“Whatever is your life’s work, do it well. A man should do his job so well that the living, the dead, and the unborn could do it no better. If it falls your lot to be a street sweeper, sweep streets like Michelangelo painted pictures, like Shakespeare wrote poetry, like Beethoven composed music; sweep streets so well that all the hosts of heaven and earth will have to pause and say, “Here lived a great street sweeper, who swept his job well.”

Today is also the feast of St. Isidore of Seville, an encyclopedic bishop and teacher, who died in 636. He once wrote these words that reflect God’s love for the poor and mistrust of riches:

“The greater our love for the things we possess, the greater our pain when we lose them.
“Greed is insatiable. The person who is afflicted with it always needs something else; the more he has, the more he wants.
“The powerful are nearly all so inflamed with a mad lust for possessions that they stay well clear of the poor. Small wonder that when they come to die that are condemned to the flames of hell, since they did nothing to put out the flames of greed during their lifetime.”

Strong words that challenge all of us.

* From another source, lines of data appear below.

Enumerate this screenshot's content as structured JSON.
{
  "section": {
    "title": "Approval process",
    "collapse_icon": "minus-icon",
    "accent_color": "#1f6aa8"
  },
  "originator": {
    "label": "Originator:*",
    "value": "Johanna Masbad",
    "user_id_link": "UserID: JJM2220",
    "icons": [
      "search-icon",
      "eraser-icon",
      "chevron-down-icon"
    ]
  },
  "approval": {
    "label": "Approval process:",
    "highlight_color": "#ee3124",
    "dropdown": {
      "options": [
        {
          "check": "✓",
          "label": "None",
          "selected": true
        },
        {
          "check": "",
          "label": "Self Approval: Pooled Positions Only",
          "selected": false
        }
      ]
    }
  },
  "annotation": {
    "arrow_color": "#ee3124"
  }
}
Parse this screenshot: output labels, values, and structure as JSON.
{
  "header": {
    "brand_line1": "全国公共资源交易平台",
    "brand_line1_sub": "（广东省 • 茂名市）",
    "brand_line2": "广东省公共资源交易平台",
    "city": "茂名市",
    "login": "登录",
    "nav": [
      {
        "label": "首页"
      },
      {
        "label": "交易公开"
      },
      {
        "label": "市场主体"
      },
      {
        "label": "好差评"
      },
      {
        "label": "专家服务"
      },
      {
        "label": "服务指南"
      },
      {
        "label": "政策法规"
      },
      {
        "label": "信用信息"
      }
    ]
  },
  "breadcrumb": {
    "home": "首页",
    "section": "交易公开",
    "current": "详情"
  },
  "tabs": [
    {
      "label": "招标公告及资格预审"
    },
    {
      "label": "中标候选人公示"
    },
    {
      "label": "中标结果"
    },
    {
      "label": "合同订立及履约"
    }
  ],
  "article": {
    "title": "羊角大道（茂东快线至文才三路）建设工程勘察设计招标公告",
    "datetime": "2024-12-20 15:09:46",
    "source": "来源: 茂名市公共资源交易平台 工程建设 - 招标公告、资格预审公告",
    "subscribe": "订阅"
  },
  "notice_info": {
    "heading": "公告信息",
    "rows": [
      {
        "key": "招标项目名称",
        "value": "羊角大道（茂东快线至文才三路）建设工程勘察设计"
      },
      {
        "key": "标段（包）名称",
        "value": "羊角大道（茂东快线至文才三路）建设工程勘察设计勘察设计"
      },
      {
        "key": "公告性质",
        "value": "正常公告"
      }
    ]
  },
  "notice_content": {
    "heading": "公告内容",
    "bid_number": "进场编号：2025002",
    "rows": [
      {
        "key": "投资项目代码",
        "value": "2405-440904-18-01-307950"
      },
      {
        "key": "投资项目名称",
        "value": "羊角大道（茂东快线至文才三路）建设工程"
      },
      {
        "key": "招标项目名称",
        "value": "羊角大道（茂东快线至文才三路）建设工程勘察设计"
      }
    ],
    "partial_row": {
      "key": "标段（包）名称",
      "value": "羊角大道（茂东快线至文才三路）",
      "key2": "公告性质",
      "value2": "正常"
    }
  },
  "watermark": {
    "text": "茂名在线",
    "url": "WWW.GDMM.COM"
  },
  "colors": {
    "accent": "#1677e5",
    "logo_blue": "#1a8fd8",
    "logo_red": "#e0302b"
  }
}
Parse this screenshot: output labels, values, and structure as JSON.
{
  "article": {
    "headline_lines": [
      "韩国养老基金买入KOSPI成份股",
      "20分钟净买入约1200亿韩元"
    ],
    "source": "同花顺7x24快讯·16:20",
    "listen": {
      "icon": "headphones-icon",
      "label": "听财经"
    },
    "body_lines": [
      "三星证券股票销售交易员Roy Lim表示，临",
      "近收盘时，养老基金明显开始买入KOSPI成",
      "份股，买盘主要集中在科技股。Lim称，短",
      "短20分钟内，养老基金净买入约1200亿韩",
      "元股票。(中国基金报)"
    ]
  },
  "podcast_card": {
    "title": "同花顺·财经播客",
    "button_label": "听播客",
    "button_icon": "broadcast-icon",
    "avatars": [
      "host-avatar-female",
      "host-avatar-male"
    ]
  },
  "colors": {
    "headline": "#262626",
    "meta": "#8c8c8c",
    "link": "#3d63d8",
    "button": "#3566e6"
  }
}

The challenge is how to be poor like Jesus, giving ourselves for others; how to be drum majors for justice like Martin Luther King; how to be humble servants like St. Benedict the Black; and how to use our gifts for the poor.


Image at St. Francis of Assisi Church, 31st Street, NYC

An African-Italian Franciscan saint

Today the Franciscans celebrate the feast of St. Benedict the Black, also known as St. Benedict the Moor. I first read about this sixteenth century saint sometime in the 1950s. His story fascinated me.

He was born the free son of North African slaves in Sicily. He spent a number of years as a member of a group of Franciscan hermits. The small order was suppressed by the pope and he entered the Franciscans and began as a cook for the community. Even though he was illiterate and a lay brother, he was given major responsibilities, even becoming guardian of the community where he lived. They recognized the gifts of this man who had been insulted for his color and whom many would look down on for his lack of education.

Not much more is known about him.

A lay brother, illiterate, son of slaves, and black – and a saint.

In the late fifties a Franciscan priest got me a statue of St. Benedict (which is stored somewhere in Ames). I should bring it back the next time I get there.

The civil rights movement was very much on my heart during those years and to have found St. Benedict the Black helped me to root my support in my faith.

St. Benedict still inspires me as a simple witness to the dignity of all people and challenges me to respect the people I work with and recognize their gifts.